We are making a tennis court up here, the next door neighbours are pretty keen so they come over & give us a hand. If you have my racquet you might send it along, that is if you are not going to use it. Last night we drove into the town Saturday night being the late night up here. All the people seem to come in from the surrounding districts & the town is just packed with people. It is rather a nice town; the streets are nice and wide & the main street has nice green lawns up the centre. The band generally plays on Sunday evening & a pretty good crowd congregates. The only drawback is that the roads are not metal but lately they have been putting limestone on. It would be simply awful if it rained much here as a few points of rain make it very muddy.
I met two 21st boys at the boarding house when I was there; they said they had been all over Victoria but couldn’t settle down to anything & when I went down there to see if there were any letters last night they had gone. Well dearest what have you been doing since I left. I can just imagine you dressing up in that pretty frock this morning & going off to church. The Applebys are Methodists so I suppose I will be the same for a while; the Presbyterian is the nicest church up here. I think it has only been built recently; your church is also represented but is rather small I think. I asked you in my last letter to send up my [xxx]. Take a tally of all it costs you, sending me stuff & I will fix up when I come down. Well dear old girl I have nothing more to tell you but long for you every day & only wish you were with me, never mind, we must take the good with the bad & hope for the future.
Au Revoir Sweetest & dearest. Write me a nice long letter like the last.
Fond love Ozzie xxxxxxxxxxxxxxxxxxxxxxxxxx
Love to Mother & Kind regards to your family.
Image: Katy Mutton 'Red Cliffs, Early Days' 2015, acrylic and ink drawing on kozo with carbon impression
I've been busily working away in the studio getting ready for my exhibition Post-War: Thousand Mile Stare, in Canberra, opening at ANCA gallery on 22 April 2015. This is a detail image of one of the mapping pieces in its preliminary stages. The process involves a series of layers. First I paint the inks onto washi paper, building the ground, then I impress the mapping linework onto the surface. I then assign colour codes for each block depending on the first soldier settler's history. Each block is differentiated by their history for example, those that were cancelled by the commission for 'non-compliance', those that were sold or abandoned, those belonging to men that died. The image displayed is the largest piece in the show and the blocks that will now be filled in based on its history to 1939, the beginning of World War II.

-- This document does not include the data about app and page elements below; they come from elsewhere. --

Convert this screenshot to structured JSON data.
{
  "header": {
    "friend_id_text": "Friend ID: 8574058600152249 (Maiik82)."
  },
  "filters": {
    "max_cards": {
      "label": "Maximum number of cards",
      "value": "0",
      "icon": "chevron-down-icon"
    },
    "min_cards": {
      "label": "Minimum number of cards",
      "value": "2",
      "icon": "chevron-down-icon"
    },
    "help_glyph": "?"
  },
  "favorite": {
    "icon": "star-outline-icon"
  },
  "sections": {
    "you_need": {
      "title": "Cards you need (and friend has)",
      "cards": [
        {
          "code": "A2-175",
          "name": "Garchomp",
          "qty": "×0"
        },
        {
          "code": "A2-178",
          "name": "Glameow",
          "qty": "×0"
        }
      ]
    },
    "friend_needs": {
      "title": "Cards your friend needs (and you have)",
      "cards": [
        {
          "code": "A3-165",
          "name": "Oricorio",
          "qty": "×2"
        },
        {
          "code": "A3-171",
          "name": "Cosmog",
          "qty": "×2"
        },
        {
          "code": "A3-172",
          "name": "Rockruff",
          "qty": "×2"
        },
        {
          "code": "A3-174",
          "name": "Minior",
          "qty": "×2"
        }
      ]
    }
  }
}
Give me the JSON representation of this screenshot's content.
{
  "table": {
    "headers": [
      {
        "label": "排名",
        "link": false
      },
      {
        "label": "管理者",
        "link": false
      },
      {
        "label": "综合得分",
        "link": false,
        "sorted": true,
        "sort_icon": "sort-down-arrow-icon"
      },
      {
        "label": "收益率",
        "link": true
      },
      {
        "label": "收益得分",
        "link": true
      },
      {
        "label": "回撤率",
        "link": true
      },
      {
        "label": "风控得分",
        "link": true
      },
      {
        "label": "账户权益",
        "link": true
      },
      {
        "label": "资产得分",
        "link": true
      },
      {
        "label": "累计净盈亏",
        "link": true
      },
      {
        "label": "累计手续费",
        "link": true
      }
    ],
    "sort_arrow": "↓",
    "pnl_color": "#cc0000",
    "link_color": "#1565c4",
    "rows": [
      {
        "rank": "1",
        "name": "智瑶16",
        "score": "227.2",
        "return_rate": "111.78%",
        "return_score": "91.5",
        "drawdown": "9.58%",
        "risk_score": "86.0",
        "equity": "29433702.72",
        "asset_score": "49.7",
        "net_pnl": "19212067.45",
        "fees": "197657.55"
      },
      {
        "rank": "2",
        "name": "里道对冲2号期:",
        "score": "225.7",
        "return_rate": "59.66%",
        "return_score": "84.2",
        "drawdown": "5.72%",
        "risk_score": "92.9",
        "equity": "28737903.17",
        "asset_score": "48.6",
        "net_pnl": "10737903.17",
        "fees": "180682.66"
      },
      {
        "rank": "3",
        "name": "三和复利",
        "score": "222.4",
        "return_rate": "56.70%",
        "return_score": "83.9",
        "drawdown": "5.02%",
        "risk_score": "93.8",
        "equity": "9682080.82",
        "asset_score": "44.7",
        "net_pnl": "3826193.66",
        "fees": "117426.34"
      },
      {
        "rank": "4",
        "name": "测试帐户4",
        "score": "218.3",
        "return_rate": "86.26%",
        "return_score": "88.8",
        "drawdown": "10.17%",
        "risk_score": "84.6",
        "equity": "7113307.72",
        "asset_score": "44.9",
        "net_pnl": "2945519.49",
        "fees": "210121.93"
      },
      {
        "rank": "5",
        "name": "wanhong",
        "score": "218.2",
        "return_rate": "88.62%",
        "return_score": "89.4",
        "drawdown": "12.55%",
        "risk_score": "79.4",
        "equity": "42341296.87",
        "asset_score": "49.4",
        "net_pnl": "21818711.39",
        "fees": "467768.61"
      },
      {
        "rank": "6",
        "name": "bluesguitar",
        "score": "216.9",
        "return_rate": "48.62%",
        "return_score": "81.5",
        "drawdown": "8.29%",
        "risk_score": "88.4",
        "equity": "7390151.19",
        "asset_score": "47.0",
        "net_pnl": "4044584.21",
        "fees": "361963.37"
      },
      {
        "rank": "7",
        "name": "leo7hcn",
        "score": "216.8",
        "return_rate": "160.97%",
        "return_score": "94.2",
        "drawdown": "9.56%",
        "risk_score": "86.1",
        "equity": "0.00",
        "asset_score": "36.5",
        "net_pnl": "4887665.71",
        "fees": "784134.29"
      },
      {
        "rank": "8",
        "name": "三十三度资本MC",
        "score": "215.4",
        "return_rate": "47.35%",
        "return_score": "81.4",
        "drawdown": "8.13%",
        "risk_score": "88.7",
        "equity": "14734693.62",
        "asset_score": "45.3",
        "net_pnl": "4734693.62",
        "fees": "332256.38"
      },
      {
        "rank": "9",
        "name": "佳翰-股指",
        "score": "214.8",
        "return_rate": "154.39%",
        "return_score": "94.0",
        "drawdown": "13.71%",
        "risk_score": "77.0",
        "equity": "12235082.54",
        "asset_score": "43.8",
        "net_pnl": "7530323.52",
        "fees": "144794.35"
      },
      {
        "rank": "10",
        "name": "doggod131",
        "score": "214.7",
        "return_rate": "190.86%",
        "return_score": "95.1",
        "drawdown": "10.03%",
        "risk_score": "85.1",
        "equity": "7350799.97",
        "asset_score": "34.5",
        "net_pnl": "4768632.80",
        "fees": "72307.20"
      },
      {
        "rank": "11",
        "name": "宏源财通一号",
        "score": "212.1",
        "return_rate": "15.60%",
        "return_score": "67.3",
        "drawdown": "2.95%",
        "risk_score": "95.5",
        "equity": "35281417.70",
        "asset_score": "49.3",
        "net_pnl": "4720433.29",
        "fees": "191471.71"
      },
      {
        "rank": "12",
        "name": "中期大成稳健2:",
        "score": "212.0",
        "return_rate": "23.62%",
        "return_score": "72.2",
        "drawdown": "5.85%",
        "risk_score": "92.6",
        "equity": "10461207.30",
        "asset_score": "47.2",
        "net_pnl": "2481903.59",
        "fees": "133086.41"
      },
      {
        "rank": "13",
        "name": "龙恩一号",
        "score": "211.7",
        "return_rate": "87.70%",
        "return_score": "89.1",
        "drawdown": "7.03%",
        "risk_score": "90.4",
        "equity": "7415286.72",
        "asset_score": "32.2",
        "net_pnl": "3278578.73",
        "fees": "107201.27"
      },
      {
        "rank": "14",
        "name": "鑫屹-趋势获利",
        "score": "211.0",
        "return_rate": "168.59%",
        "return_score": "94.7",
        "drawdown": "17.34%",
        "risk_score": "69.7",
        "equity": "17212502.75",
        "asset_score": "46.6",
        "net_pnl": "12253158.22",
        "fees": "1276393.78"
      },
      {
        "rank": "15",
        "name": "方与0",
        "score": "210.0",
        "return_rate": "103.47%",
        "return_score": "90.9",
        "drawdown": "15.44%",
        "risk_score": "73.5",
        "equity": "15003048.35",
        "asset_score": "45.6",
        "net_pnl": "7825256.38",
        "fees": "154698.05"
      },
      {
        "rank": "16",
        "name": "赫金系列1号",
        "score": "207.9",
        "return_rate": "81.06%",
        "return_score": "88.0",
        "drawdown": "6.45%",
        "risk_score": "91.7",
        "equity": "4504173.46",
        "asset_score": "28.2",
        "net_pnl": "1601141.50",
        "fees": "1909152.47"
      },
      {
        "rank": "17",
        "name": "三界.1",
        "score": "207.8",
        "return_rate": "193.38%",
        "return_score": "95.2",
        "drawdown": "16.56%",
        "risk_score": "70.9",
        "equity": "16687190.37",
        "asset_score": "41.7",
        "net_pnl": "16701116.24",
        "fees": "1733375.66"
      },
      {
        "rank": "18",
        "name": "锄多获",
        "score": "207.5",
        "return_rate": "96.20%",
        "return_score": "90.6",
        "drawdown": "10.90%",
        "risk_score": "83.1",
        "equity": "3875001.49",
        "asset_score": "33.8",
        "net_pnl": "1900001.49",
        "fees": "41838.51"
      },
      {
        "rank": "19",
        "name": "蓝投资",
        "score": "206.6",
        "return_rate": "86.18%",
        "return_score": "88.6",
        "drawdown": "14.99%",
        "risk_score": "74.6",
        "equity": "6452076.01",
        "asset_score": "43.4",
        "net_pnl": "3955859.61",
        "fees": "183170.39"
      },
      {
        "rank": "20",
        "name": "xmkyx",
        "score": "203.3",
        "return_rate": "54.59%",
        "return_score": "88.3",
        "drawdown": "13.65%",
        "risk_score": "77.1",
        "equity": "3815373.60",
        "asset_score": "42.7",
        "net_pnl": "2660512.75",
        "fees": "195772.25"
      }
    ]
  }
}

I am very interested in family and in the legacy of experiences such as war and the generational impact it has through communities. Settlement schemes are particularly interesting to me because they led to concentrated areas comprised of returned men and their families all trying to recuperate and begin again. Families endure long after the active service has ended - they grieve, they deal with the fallout, they are there to attempt to put the pieces back. There are so many of these stories that lie under the surface of each service record.
The woman in this image is my great-grandmother Liela Mutton.
Her son George died in a plane crash in Indonesia during WWII (1942). His body was never brought home, his grave lies lost in jungle West of Palembang.
Mother my keepsake 2012
digital monoprint, ink on kozo, 10 x 6 cm.
photo: Brendon Mckinley
Katy Mutton is a Canberra based, Australian Visual Artist whose practice is informed by an ongoing concern around trauma and warfare and how these relate to our cultural identity and history. For more information on her artwork visit www.katymutton.com